alexa Naloxone reduces the food intake of normal human volunteers.
Genetics & Molecular Biology

Genetics & Molecular Biology

Journal of Genetic Syndromes & Gene Therapy

Author(s): Trenchard E, Silverstone T

Abstract Share this page

Abstract While there is substantial evidence that the food intake of laboratory animals in suppressed following administration of opiate antagonists, there is less known about the effects of opiate antagonists on human feeding. This study was undertaken to examine the effect of the relatively specific opiate antagonist, naloxone, on the food intake of normal human volunteer subjects. We found that naloxone, given intravenously in single doses of 0.8 and 1.6 mg under double-blind conditions to 12 healthy subjects, caused a dose-related suppression of food intake compared to placebo, maximal at 2.5 h. No effect was observed on subjective ratings of hunger, satiety, mood or arousal, or on total flu id intake. These findings suggest that endogenous opiates may play a role in the regulation of human feeding.
This article was published in Appetite and referenced in Journal of Genetic Syndromes & Gene Therapy

Relevant Expert PPTs

Relevant Speaker PPTs

Recommended Conferences

Relevant Topics

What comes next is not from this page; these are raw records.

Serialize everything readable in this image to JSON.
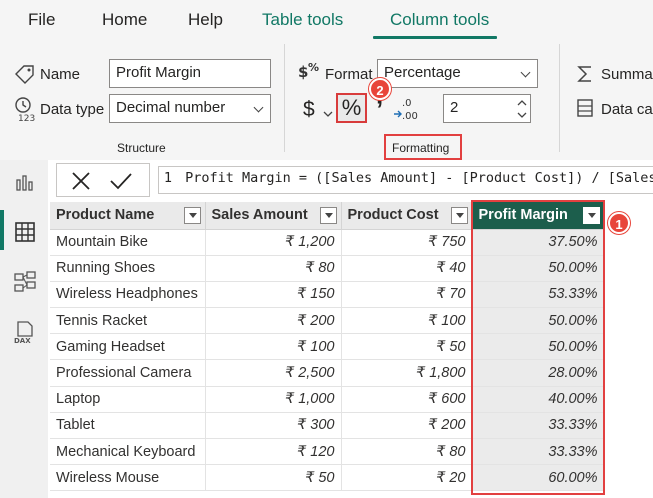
{
  "menu": {
    "tabs": [
      "File",
      "Home",
      "Help",
      "Table tools",
      "Column tools"
    ],
    "active_tab": "Column tools"
  },
  "ribbon": {
    "structure": {
      "name_label": "Name",
      "name_value": "Profit Margin",
      "datatype_label": "Data type",
      "datatype_value": "Decimal number",
      "group_label": "Structure"
    },
    "formatting": {
      "format_label": "Format",
      "format_value": "Percentage",
      "currency_symbol": "$",
      "percent_symbol": "%",
      "comma_symbol": "ʼ",
      "decimal_places": "2",
      "group_label": "Formatting"
    },
    "properties": {
      "summarization_label": "Summar",
      "category_label": "Data cat"
    }
  },
  "annotations": {
    "badge_1": "1",
    "badge_2": "2",
    "color": "#e8453a"
  },
  "formula_bar": {
    "line_number": "1",
    "expression": "Profit Margin = ([Sales Amount] - [Product Cost]) / [Sales Amount]"
  },
  "table": {
    "columns": [
      "Product Name",
      "Sales Amount",
      "Product Cost",
      "Profit Margin"
    ],
    "selected_column": "Profit Margin",
    "rows": [
      [
        "Mountain Bike",
        "₹ 1,200",
        "₹ 750",
        "37.50%"
      ],
      [
        "Running Shoes",
        "₹ 80",
        "₹ 40",
        "50.00%"
      ],
      [
        "Wireless Headphones",
        "₹ 150",
        "₹ 70",
        "53.33%"
      ],
      [
        "Tennis Racket",
        "₹ 200",
        "₹ 100",
        "50.00%"
      ],
      [
        "Gaming Headset",
        "₹ 100",
        "₹ 50",
        "50.00%"
      ],
      [
        "Professional Camera",
        "₹ 2,500",
        "₹ 1,800",
        "28.00%"
      ],
      [
        "Laptop",
        "₹ 1,000",
        "₹ 600",
        "40.00%"
      ],
      [
        "Tablet",
        "₹ 300",
        "₹ 200",
        "33.33%"
      ],
      [
        "Mechanical Keyboard",
        "₹ 120",
        "₹ 80",
        "33.33%"
      ],
      [
        "Wireless Mouse",
        "₹ 50",
        "₹ 20",
        "60.00%"
      ]
    ]
  },
  "colors": {
    "accent": "#117865",
    "selected_header": "#1c5e4c",
    "highlight": "#e24040"
  }
}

Peer Reviewed Journals
Make the best use of Scientific Research and information from our 700 + peer reviewed, Open Access Journals
International Conferences 2017-18
Meet Inspiring Speakers and Experts at our 3000+ Global Annual Meetings

Contact Us

© 2008-2017 OMICS International - Open Access Publisher. Best viewed in Mozilla Firefox | Google Chrome | Above IE 7.0 version